I have repeatedly said to people over the years, “Show me how the technology is going to support better student learning and higher student test scores and we will get the technology.” We have a long and consistent track record of securing everything we need to improve facilities and the learning environment for our students. But the reality is that the research on the ability of technology to enhance student learning is very limited when compared to the benefit of having a knowledgeable teacher working directly with students. It is the teacher – not the tools – that make the difference.
Our standardized test scores have been well-documented to be off the charts in terms of what other schools are doing locally and around the state. I often think that many schools could benefit by coming to Roncalli and finding out how this amazing track record is attained. The reality is that most of the things that can improve schools are free. Good discipline, high expectations for students, hiring teachers with a passion for young people - these are all things that are at the heart of a life-changing educational experience for students. I am not sure what it is about human nature that insists on thinking that by spending more money on things we will be happier, smarter, or better prepared for life. But that mindset is clearly out there in our culture and has been for centuries.
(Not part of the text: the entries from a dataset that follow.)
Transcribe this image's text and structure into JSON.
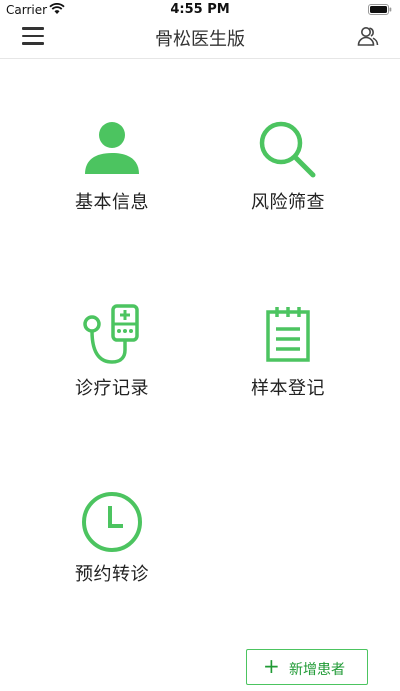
{
  "status_bar": {
    "carrier": "Carrier",
    "time": "4:55 PM"
  },
  "nav": {
    "title": "骨松医生版",
    "menu_icon": "hamburger-menu-icon",
    "user_icon": "users-icon"
  },
  "features": [
    {
      "label": "基本信息",
      "icon": "person-icon"
    },
    {
      "label": "风险筛查",
      "icon": "search-icon"
    },
    {
      "label": "诊疗记录",
      "icon": "stethoscope-icon"
    },
    {
      "label": "样本登记",
      "icon": "notepad-icon"
    },
    {
      "label": "预约转诊",
      "icon": "clock-icon"
    }
  ],
  "add_patient": {
    "label": "新增患者",
    "icon": "plus-icon"
  },
  "colors": {
    "accent": "#4cc460",
    "accent_dark": "#1f9a34"
  }
}
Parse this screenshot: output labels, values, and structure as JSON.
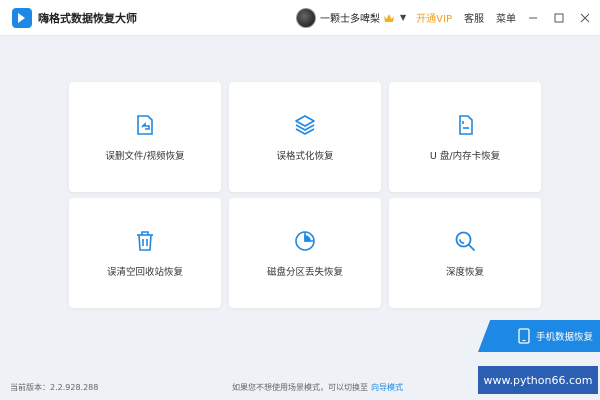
{
  "window": {
    "title": "嗨格式数据恢复大师",
    "user_name": "一颗士多啤梨",
    "vip_label": "开通VIP",
    "service_label": "客服",
    "menu_label": "菜单"
  },
  "cards": [
    {
      "label": "误删文件/视频恢复",
      "icon": "file-restore-icon"
    },
    {
      "label": "误格式化恢复",
      "icon": "layers-icon"
    },
    {
      "label": "U 盘/内存卡恢复",
      "icon": "sd-card-icon"
    },
    {
      "label": "误清空回收站恢复",
      "icon": "trash-icon"
    },
    {
      "label": "磁盘分区丢失恢复",
      "icon": "pie-chart-icon"
    },
    {
      "label": "深度恢复",
      "icon": "search-icon"
    }
  ],
  "mobile_tab": {
    "label": "手机数据恢复"
  },
  "footer": {
    "version": "当前版本：2.2.928.288",
    "hint": "如果您不想使用场景模式，可以切换至",
    "guide_link": "向导模式"
  },
  "watermark": "www.python66.com",
  "colors": {
    "accent": "#1e88e5",
    "vip": "#f0a020",
    "background": "#eef1f5"
  }
}
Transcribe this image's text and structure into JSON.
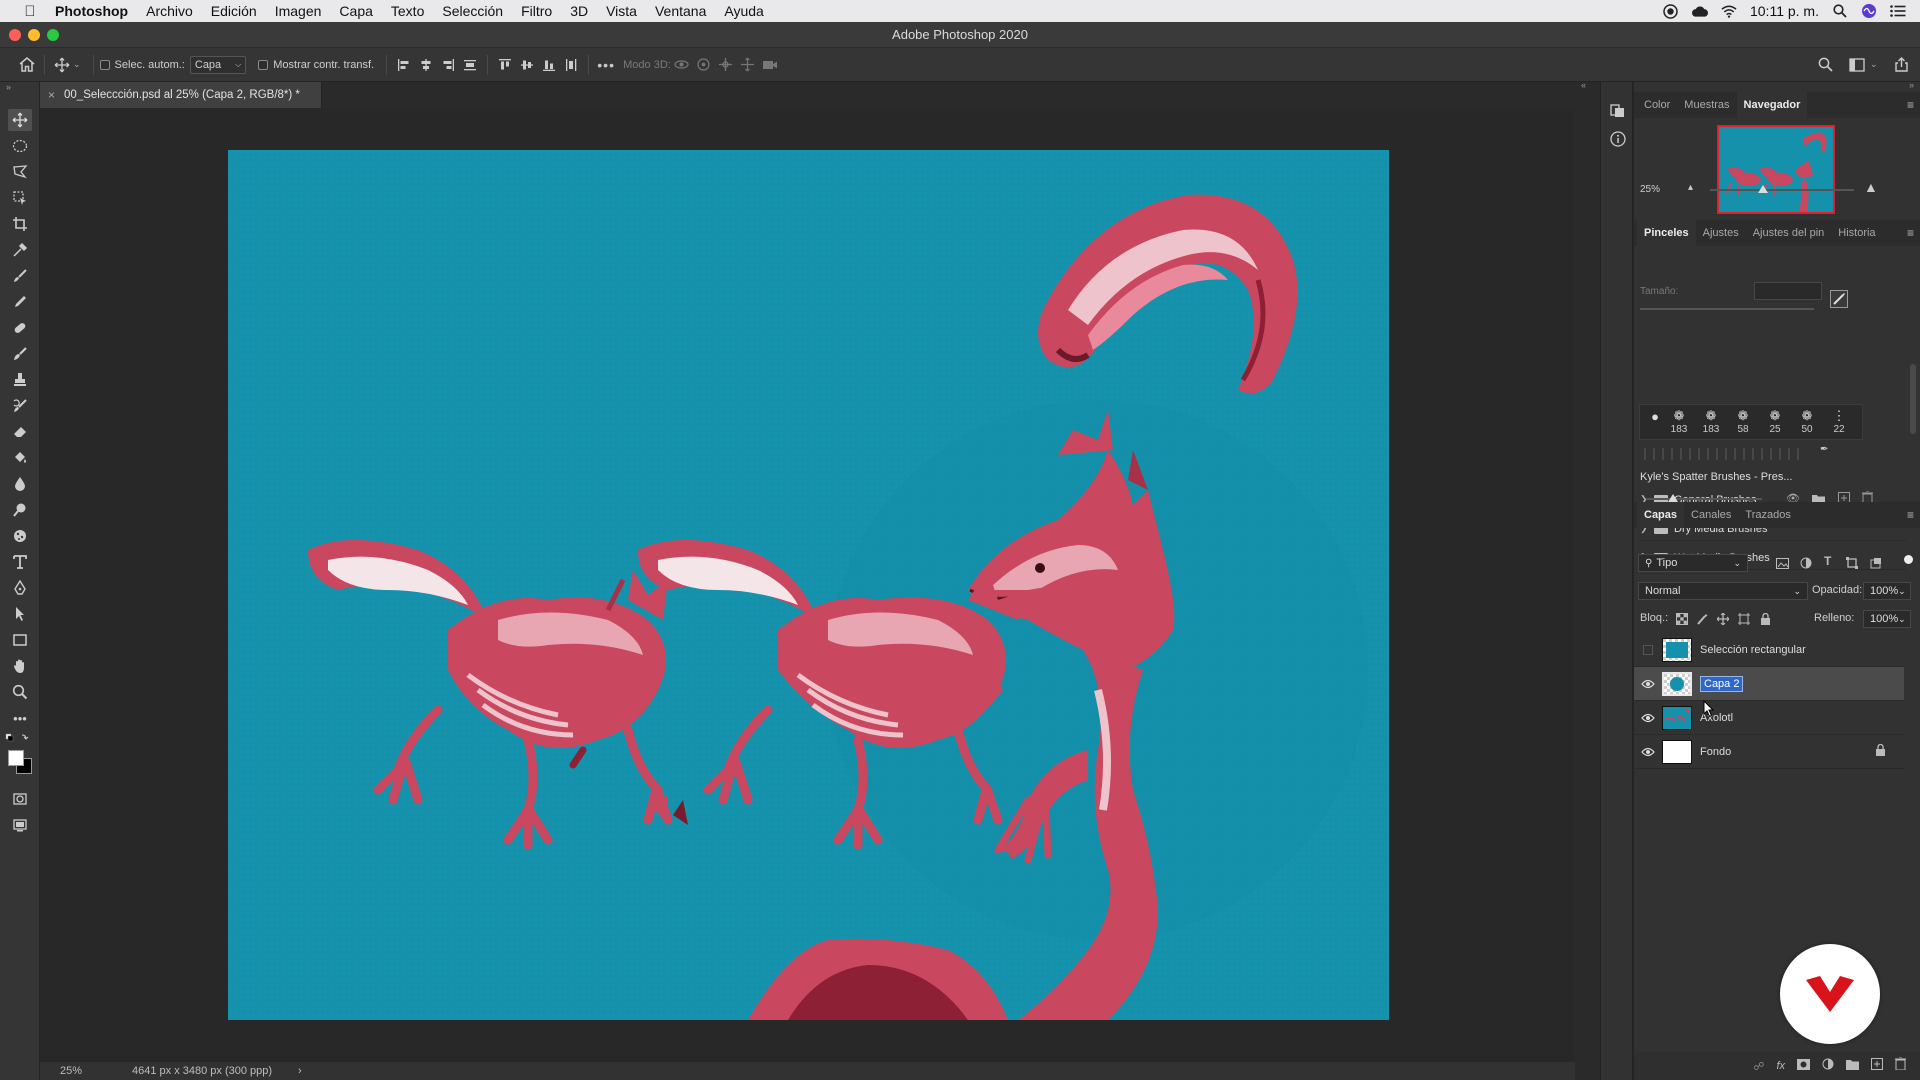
{
  "menubar": {
    "app_name": "Photoshop",
    "items": [
      "Archivo",
      "Edición",
      "Imagen",
      "Capa",
      "Texto",
      "Selección",
      "Filtro",
      "3D",
      "Vista",
      "Ventana",
      "Ayuda"
    ],
    "clock": "10:11 p. m."
  },
  "window": {
    "title": "Adobe Photoshop 2020"
  },
  "options": {
    "auto_select_label": "Selec. autom.:",
    "auto_select_value": "Capa",
    "show_transform_label": "Mostrar contr. transf.",
    "mode_3d_label": "Modo 3D:"
  },
  "document": {
    "tab_title": "00_Seleccción.psd al 25% (Capa 2, RGB/8*) *",
    "tab_close": "×"
  },
  "status": {
    "zoom": "25%",
    "dimensions": "4641 px x 3480 px (300 ppp)",
    "arrow": "›"
  },
  "navigator": {
    "tabs": [
      "Color",
      "Muestras",
      "Navegador"
    ],
    "active_tab": "Navegador",
    "zoom": "25%",
    "zoom_slider_fraction": 0.37
  },
  "brushes": {
    "tabs": [
      "Pinceles",
      "Ajustes",
      "Ajustes del pin",
      "Historia"
    ],
    "active_tab": "Pinceles",
    "size_label": "Tamaño:",
    "brush_sizes": [
      "183",
      "183",
      "58",
      "25",
      "50",
      "22"
    ],
    "preset_name": "Kyle's Spatter Brushes - Pres...",
    "folders": [
      "General Brushes",
      "Dry Media Brushes",
      "Wet Media Brushes"
    ]
  },
  "layers": {
    "tabs": [
      "Capas",
      "Canales",
      "Trazados"
    ],
    "active_tab": "Capas",
    "filter_kind": "Tipo",
    "blend_mode": "Normal",
    "opacity_label": "Opacidad:",
    "opacity_value": "100%",
    "lock_label": "Bloq.:",
    "fill_label": "Relleno:",
    "fill_value": "100%",
    "items": [
      {
        "name": "Selección rectangular",
        "visible": false
      },
      {
        "name": "Capa 2",
        "visible": true,
        "selected": true
      },
      {
        "name": "Axolotl",
        "visible": true
      },
      {
        "name": "Fondo",
        "visible": true,
        "locked": true
      }
    ]
  },
  "colors": {
    "canvas_bg": "#1591ab",
    "axolotl_pink": "#c9485f",
    "axolotl_light": "#e8a6b2",
    "brand_red": "#d8131b"
  }
}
Having said all of this, I want you to know that we have embarked upon a technology planning and enhancement process that will give rise to substantial changes over the next few years. I want you to know that these changes are coming not because we want to have the latest that technology has to offer but because we think it will enhance the quality of experience that our students have.
Some of the changes that we are expecting to see implemented include the following:
increasing the number of staff members with technology responsibilities for teacher training and infrastructure support in accordance with the recommendations from two separate and independent technology audits
expanding our bandwidth and wireless capacity so that the entire facility can handle 1200 wireless devices simultaneously – one for each teacher and student
replacing every computer in our portable laptop labs and our stationary hard-wired labs
expanding the capacity of our journalism lab
increasing the number and variety of courses that are offered online to Roncalli students
We have long been complimented by our visitors and the general public for the user-friendly nature of our website, our weekly newsletter, and the web-based registration process we have used over the past few years. It is now our intent to see that the support of the teaching-learning process that takes place between our students and teachers is similarly enhanced in ways that bring true value.
I think the steps we are taking over the next few months are consistent with a Catholic vision for technological support of students in our schools and will prepare them well for the next phase of their education. We want to be good stewards of the funds that are invested in our students. We see these next steps as being faithful to that sort of good stewardship.